Pierluigi Piu was born in Cagliari (Sardinia, Italy) in 1954 and he studied at the University of Architecture in Florence. Throughout his professional life, he worked in architecture, product and interior design, exhibitions and trade fairs production in Italy France, Belgium and England. Returning to Cagliari, his birthplace, he opened his own office focused on interior design and architecture, while still working on several projects abroad over the years. Between 2006-2007 he carried out the design of two commercial projects in London, for which he was assigned the Russian International Architectural Award 2007 in Moscow, the International Design Award 2008 in Los Angeles and the Archi-Bau Design Award 2009 in Munich, Germany, while, in 2011, he was awarded in Rome with the Compasso d’Oro, for his contribution to DOMO – 19th Biennial of Sardinian Arts and Crafts. In 2012 he received the Premio IED award from the international school Istituto Europeo di Design. Since 2009, he is one of the professional judges at Restaurant & Bar Design and is a member of Italian Accademia del Pensiero a Colori. Mainly based and working in Cagliari, he continues his professional career most particularly in the fields of private residences and of commercial space as well as working on overseas projects.

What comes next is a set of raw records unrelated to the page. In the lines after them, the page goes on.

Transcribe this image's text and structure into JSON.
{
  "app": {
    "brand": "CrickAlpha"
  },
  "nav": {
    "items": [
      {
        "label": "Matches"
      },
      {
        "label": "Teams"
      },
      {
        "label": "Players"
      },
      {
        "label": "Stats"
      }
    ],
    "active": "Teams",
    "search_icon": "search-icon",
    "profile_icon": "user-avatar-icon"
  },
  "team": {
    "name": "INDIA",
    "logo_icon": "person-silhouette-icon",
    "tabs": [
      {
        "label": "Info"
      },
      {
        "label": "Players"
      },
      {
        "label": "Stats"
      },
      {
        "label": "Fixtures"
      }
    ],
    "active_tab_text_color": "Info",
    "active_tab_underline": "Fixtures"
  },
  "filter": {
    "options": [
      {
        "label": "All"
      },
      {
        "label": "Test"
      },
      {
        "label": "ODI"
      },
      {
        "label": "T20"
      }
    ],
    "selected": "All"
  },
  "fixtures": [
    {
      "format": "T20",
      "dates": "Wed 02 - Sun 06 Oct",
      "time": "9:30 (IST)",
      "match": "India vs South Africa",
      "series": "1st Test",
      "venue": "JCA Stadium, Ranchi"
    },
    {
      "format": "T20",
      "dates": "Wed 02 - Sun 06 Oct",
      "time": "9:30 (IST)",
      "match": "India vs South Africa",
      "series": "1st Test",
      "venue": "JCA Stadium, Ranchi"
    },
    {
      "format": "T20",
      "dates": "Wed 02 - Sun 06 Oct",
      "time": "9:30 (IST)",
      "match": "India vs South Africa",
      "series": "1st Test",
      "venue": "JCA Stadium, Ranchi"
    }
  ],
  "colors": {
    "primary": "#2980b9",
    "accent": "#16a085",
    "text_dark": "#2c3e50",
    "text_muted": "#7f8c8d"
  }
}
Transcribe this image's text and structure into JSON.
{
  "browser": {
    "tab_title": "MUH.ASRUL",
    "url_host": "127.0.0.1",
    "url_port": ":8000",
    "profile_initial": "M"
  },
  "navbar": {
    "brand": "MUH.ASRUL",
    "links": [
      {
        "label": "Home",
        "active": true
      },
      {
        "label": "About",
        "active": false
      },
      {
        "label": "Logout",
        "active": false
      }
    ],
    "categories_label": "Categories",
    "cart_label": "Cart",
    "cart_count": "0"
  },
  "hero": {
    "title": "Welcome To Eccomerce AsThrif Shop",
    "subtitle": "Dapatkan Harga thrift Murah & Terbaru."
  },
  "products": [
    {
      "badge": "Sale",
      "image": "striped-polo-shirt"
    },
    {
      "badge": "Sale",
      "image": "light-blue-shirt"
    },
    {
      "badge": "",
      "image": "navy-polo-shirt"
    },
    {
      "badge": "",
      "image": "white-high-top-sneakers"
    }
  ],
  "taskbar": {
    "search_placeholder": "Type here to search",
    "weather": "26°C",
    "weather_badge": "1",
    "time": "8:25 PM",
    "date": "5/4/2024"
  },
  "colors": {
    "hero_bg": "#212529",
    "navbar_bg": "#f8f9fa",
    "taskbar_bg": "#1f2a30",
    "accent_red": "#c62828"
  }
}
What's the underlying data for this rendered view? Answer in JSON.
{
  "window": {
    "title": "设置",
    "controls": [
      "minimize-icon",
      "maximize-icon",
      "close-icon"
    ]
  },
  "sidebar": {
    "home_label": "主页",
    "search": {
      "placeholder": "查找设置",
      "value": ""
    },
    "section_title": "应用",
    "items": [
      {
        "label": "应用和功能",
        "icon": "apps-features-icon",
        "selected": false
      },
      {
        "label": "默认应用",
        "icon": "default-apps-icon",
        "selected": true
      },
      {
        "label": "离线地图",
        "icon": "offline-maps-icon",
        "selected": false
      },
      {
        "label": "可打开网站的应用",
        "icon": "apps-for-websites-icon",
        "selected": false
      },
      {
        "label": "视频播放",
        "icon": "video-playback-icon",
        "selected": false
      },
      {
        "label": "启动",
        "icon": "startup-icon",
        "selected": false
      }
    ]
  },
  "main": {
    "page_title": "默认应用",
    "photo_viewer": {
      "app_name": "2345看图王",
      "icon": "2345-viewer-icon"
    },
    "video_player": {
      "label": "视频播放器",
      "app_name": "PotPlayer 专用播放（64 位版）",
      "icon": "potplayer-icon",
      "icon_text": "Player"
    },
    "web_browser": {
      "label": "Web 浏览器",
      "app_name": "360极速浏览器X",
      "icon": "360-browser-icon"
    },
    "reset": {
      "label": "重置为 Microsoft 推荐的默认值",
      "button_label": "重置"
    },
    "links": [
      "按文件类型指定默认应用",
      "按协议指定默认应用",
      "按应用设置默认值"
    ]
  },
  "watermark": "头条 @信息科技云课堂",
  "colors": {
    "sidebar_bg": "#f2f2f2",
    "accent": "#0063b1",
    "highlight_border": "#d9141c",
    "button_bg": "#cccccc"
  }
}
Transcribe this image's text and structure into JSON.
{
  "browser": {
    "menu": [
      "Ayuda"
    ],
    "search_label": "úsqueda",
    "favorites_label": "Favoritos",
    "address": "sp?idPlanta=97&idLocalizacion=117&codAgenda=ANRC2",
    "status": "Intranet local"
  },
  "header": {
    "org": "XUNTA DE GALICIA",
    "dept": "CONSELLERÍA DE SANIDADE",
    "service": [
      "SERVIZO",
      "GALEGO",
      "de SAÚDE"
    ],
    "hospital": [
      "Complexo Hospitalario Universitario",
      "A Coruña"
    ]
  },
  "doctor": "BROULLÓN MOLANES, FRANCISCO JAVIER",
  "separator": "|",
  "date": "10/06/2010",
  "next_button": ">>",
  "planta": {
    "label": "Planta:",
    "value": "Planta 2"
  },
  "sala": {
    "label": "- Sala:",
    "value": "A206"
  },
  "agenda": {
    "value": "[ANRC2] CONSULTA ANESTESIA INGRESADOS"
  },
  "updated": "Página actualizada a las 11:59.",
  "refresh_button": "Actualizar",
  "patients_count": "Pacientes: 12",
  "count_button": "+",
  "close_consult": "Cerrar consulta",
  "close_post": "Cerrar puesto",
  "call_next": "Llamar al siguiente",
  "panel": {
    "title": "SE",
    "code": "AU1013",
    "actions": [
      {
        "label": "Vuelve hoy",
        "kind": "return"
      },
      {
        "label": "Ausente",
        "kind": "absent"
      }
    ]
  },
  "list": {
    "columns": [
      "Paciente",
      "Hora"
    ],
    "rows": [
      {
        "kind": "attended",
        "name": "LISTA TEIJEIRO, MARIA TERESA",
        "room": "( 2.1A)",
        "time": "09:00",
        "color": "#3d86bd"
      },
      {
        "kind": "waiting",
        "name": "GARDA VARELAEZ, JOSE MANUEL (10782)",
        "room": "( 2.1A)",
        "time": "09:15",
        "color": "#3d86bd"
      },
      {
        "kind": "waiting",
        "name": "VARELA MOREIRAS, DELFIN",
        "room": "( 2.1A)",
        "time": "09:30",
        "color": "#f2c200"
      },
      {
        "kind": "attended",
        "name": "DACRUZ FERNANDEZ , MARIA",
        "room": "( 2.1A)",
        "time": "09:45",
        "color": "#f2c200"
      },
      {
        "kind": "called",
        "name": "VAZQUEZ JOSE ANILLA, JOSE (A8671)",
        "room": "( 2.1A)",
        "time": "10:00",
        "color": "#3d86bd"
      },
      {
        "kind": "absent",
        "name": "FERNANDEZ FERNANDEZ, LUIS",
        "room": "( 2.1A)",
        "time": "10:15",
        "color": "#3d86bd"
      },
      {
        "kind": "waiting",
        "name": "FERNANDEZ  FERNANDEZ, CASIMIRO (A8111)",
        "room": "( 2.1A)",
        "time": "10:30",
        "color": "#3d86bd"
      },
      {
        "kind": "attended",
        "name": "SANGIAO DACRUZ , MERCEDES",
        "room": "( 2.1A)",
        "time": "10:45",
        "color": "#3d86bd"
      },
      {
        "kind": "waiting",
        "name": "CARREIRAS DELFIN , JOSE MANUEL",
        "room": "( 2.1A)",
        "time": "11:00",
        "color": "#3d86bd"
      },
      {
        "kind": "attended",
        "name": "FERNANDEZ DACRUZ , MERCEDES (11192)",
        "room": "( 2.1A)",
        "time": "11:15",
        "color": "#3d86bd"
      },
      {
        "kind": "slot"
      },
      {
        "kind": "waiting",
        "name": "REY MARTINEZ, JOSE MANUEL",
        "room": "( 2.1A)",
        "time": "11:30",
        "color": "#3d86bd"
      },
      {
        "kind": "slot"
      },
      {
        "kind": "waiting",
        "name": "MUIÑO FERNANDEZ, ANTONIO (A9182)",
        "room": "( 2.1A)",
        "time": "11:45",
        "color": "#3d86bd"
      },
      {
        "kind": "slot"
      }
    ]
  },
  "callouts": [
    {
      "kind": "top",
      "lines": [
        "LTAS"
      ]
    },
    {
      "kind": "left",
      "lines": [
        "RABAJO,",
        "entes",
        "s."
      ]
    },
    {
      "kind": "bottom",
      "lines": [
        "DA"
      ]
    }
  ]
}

We caught up with Mr. Piu for a short, but refreshing Q&A on why design projects are like children, what impresses him in the work of fellow architects and what ignited his love of architecture.
INSPIRATIONIST: Where are you from and where do you live now?
Pierluigi Piu: I’m from Cagliari, the main city of Sardinia (one of Italy’s two main islands) where I’m presently based.
INSPIRATIONIST: What’s your background?
P.P.: I studied at the University of Architecture in Florence.
INSPIRATIONIST: How did you fall in love with architecture and why?
P.P.: When I was a kid I wanted to become a painter. Later on, when I was about 14, my father used to occasionally buy issues of the DOMUS magazine for me. I was totally fascinated by their content, I began to regularly buy them myself and couldn’t wait until a new issue was out the following month. The works of the world’s most important architects made me dream.
INSPIRATIONIST: Where do you spend most of your time, and what does a typical day for you entail?
P.P.: At home, trying to get rid of work today in order to have a free day tomorrow….but, can you believe it? tomorrow never comes: every day is today!
INSPIRATIONIST: What is your favourite part of your job?
P.P.: When I see my project taking shape in the building phase.
I think I’m becoming more and more ‘anecdotal’.
INSPIRATIONIST: Can you describe an evolution in your work from when you began until today?
P.P.: I think I’m becoming more and more ‘anecdotal’.
INSPIRATIONIST: If you had to choose one single architect who has provided a source of inspiration for you personally – who would it be and why?
P.P.: Oh, they are too many! Impossible to mention one only. However, what generally impresses me is genius and simplicity. Tadao Ando, for example, certainly performs both, but he’s not the only one.
What generally impresses me is genius and simplicity.
INSPIRATIONIST: Which is your favourite building?
P.P.: Once again, I haven’t a favourite one, but anyone who resolves the architectural program with an unexpected proposal impresses me.
INSPIRATIONIST: Which of your designs is your personal favourite and why?
P.P.: Like with children (which I do not have), the last one is always the favourite, no matter whether it is a building, an interior or a product design. Why? Because unlike with children, it makes you anxious to work on the next one.
INSPIRATIONIST: How do you unwind?
P.P.: I just push a dedicated button located behind my left ear.
INSPIRATIONIST: What kind of music are you listening to at the moment?
P.P.: The noise, in the silent night, of my overheated computer’s ventilation fan.
INSPIRATIONIST: What is your favourite colour?